Phylogeny of the Mosasaurinae Squamata: Mosasauridae with descriptions and functional morphology of new and existing mosasaurinesReportar como inadecuado

Phylogeny of the Mosasaurinae Squamata: Mosasauridae with descriptions and functional morphology of new and existing mosasaurines - Descarga este documento en PDF. Documentación en PDF para descargar gratis. Disponible también para leer online.

Mosasaurine, Aquatic adaptation, Cranial kinesis, Plotosaurus, Morocco

LeBlanc, Aaron

Supervisor and department: Caldwell, Michael Biological Sciences

Examining committee member and department: Acorn, John Renewable Resources Murray, Alison Biological Sciences Caldwell, Michael Biological Sciences Currie, Philip Biological Sciences

Department: Department of Biological Sciences


Date accepted: 2011-07-15T16:14:01Z

Graduation date: 2011-11

Degree: Master of Science

Degree level: Master's

Abstract: Mosasaurs were giant marine squamates that inhabited all of the world’s oceans approximately 93 to 65 Million Years Ago. The subfamily Mosasaurinae is one of the most diverse groups, including the robust-toothed Globidensini and the ichthyosaur-like members of the Plotosaurini Plotosaurus + Mosasaurus. Eremiasaurus heterodontus, a new mosasaurine from the Maastrichtian of Morocco, is described and added to a comprehensive phylogenetic analysis of the Mosasaurinae. Eremiasaurus heterodontus is recovered as the sister taxon to the Plotosaurini, but possesses features previously considered to be globidensine synapomorphies. As a result, the Globidensini may no longer be considered monophyletic. The cranial anatomy of Plotosaurus bennisoni is also redescribed to highlight a trend towards an increasing level of aquatic adaptation of the skulls of derived mosasaurines. These findings challenge the conventional dichotomy of plotosaurine and globidensine mosasaurs and the evolutionary trends within the Mosasaurinae.
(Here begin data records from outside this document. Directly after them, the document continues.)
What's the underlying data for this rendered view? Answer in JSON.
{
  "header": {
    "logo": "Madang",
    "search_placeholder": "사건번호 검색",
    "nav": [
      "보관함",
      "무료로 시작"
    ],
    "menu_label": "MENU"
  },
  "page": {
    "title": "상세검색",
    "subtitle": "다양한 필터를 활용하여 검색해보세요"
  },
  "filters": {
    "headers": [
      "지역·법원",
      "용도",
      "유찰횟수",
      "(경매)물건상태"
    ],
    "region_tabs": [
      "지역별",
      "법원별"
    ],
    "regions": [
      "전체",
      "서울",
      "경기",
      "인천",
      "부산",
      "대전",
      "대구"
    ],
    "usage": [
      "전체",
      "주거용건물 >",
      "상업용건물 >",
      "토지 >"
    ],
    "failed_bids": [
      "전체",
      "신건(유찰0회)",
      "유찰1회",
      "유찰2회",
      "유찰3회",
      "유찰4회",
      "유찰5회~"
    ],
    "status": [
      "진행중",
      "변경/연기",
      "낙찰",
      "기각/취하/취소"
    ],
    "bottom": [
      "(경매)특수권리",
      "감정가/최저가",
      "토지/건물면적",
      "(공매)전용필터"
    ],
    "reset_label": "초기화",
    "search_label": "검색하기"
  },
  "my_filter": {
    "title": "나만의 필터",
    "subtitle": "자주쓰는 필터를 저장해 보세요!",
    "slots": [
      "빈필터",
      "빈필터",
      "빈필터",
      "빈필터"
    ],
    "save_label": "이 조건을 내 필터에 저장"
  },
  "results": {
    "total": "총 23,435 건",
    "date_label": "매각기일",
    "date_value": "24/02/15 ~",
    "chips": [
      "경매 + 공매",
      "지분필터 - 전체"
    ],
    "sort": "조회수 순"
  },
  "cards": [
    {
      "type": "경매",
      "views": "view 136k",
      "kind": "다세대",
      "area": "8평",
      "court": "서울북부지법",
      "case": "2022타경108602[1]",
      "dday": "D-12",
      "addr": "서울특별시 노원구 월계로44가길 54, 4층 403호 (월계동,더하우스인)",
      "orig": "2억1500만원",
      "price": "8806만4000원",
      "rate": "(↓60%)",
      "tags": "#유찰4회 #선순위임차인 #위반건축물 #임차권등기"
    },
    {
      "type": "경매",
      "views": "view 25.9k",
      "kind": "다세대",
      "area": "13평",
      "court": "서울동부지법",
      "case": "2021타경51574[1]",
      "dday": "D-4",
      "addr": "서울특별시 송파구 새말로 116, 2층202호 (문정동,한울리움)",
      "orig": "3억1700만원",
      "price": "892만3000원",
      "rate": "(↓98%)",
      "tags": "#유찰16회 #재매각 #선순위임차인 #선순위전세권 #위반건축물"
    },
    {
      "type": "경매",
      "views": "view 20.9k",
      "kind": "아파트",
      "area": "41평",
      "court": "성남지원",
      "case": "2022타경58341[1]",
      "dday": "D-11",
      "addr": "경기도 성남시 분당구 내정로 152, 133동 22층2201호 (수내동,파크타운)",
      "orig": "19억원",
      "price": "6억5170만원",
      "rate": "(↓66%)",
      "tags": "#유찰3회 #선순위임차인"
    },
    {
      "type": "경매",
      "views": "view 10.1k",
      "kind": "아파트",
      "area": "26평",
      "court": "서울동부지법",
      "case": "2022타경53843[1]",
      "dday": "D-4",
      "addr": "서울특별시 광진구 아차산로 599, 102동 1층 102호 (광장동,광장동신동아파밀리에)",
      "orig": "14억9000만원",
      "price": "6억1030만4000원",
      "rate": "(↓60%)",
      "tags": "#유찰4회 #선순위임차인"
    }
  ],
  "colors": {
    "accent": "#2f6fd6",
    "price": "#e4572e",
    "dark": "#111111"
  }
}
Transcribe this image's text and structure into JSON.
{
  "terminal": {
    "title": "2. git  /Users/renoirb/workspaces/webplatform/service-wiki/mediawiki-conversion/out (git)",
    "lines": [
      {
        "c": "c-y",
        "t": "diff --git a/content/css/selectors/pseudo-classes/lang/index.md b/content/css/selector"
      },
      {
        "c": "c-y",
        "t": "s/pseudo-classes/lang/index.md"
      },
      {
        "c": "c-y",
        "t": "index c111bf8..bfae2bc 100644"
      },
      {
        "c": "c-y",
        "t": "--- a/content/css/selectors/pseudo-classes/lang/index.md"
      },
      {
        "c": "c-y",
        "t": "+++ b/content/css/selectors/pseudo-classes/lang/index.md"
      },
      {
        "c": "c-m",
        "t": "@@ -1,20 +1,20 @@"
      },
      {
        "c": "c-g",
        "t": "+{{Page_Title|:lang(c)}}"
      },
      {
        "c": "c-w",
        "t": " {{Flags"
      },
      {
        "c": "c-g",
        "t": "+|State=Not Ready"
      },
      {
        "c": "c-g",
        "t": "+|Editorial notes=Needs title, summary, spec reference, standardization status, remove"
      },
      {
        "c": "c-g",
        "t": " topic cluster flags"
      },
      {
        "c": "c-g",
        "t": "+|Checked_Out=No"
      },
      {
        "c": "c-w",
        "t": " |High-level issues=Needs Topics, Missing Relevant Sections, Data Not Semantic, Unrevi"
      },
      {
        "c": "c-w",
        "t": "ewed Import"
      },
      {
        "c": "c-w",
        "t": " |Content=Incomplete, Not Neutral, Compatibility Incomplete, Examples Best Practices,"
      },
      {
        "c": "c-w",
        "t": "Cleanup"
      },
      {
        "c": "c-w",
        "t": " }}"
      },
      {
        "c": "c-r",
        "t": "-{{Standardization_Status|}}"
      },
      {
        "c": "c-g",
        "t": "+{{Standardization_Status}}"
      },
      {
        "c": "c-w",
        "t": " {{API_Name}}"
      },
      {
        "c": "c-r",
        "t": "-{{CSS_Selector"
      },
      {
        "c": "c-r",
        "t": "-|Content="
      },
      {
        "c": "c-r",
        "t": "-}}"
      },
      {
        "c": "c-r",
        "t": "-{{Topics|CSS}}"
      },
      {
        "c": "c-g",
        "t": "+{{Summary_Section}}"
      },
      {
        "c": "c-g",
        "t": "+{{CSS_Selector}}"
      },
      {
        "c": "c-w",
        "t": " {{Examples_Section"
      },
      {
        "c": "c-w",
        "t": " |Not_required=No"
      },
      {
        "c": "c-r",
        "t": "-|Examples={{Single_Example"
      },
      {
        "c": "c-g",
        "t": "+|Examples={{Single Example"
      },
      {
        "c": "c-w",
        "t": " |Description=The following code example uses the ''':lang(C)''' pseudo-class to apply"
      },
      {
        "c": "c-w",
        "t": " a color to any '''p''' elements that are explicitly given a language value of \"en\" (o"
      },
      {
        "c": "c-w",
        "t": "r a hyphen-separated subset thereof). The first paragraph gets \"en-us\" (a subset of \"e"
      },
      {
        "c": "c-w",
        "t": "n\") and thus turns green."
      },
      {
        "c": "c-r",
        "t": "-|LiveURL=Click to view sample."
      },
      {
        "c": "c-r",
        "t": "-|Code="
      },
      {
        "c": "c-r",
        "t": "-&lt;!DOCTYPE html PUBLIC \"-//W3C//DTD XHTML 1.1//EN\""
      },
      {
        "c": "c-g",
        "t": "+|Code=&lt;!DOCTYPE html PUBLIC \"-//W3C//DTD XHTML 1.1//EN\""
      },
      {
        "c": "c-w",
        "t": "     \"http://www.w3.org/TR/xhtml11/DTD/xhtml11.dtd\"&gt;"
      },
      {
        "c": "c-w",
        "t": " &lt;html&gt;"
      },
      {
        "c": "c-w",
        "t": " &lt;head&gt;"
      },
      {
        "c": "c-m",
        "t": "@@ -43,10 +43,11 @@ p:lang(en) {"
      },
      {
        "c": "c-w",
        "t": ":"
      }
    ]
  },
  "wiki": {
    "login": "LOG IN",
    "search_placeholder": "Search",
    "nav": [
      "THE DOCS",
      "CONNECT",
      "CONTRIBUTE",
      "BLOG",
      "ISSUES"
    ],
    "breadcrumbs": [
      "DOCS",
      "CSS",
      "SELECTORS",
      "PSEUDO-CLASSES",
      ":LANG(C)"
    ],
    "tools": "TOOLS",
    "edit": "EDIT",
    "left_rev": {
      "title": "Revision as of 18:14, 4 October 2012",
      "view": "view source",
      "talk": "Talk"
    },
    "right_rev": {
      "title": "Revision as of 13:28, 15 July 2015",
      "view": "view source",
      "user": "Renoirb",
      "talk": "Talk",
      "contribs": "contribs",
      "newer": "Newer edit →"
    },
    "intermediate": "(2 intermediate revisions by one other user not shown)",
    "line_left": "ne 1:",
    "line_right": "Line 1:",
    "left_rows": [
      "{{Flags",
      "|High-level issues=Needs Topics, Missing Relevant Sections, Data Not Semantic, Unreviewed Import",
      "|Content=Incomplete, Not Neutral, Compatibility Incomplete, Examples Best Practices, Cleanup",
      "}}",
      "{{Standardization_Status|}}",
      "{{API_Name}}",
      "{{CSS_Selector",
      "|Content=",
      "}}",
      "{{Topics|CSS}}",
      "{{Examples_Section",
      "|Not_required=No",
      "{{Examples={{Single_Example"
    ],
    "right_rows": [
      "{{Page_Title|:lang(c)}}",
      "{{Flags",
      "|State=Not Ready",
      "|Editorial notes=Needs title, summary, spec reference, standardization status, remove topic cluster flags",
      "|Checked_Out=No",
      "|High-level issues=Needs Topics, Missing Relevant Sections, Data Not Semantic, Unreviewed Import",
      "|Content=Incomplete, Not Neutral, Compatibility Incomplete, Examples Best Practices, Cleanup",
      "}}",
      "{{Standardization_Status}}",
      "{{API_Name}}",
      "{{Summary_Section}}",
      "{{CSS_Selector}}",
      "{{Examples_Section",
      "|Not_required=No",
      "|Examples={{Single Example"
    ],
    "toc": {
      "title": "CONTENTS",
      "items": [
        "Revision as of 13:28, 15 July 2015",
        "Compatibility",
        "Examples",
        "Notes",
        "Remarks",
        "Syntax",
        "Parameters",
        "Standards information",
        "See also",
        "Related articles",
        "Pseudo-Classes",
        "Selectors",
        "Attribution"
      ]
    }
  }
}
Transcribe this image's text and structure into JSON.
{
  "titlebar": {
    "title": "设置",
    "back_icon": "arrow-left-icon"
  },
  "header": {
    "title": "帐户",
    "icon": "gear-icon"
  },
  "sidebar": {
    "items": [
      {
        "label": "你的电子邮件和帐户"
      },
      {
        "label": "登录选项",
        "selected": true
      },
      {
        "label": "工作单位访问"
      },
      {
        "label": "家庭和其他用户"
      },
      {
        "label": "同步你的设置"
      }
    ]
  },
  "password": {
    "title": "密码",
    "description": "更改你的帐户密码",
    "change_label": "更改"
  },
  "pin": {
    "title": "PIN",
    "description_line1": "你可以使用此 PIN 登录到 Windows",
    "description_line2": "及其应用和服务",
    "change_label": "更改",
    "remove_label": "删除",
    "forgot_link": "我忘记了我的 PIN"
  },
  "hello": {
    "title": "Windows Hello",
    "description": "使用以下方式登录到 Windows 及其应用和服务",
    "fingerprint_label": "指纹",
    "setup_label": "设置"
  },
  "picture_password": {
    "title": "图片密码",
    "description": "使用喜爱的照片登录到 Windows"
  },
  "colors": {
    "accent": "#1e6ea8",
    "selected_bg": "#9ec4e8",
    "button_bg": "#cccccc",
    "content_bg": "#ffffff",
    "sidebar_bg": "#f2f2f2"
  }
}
Language: English

DOI: doi:10.7939-R34906

Rights: Permission is hereby granted to the University of Alberta Libraries to reproduce single copies of this thesis and to lend or sell such copies for private, scholarly or scientific research purposes only. Where the thesis is converted to, or otherwise made available in digital form, the University of Alberta will advise potential users of the thesis of these terms. The author reserves all other publication and other rights in association with the copyright in the thesis and, except as herein before provided, neither the thesis nor any substantial portion thereof may be printed or otherwise reproduced in any material form whatsoever without the author's prior written permission.

Autor: LeBlanc, Aaron



Documentos relacionados